• _EXERCISE INSTRUCTIONS_
Scan the data for "partnerships" and copy each matching line.

Entries from a dataset of interfaces:
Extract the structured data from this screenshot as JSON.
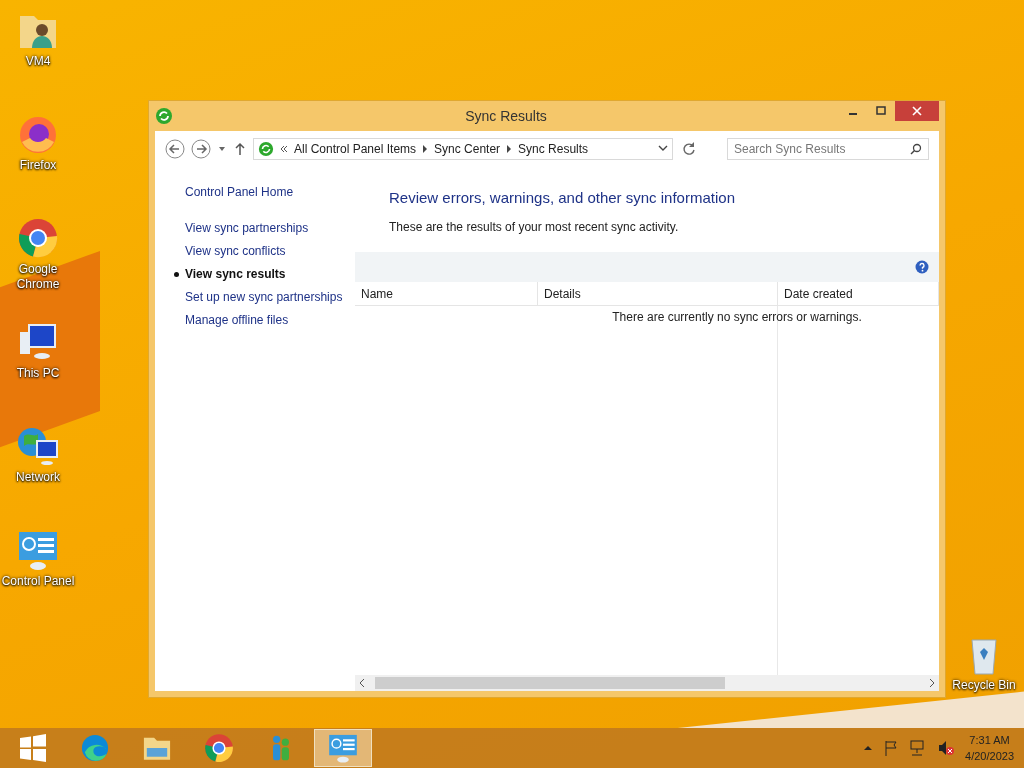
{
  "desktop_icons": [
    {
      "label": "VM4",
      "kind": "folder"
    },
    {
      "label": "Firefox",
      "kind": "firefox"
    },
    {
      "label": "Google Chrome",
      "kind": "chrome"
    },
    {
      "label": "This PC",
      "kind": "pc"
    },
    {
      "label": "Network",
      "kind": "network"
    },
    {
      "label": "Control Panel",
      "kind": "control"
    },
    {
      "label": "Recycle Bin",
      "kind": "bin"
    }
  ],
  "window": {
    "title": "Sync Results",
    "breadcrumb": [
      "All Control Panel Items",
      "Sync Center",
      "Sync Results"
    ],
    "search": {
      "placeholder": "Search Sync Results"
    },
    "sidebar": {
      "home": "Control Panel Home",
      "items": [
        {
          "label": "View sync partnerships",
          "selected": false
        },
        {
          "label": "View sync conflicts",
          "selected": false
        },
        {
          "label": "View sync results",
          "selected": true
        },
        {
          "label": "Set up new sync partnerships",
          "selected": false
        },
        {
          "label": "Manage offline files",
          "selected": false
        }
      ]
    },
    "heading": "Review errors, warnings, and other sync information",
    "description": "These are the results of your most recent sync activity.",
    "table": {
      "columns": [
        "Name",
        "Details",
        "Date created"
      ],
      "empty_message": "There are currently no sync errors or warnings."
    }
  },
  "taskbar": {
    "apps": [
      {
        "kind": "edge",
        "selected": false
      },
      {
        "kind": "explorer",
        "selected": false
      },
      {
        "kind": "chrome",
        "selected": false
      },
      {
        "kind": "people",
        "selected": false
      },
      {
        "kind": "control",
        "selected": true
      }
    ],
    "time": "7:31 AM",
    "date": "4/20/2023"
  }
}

• _SOLUTION TO THE EXERCISE_
          "label": "View sync partnerships",
          "label": "Set up new sync partnerships",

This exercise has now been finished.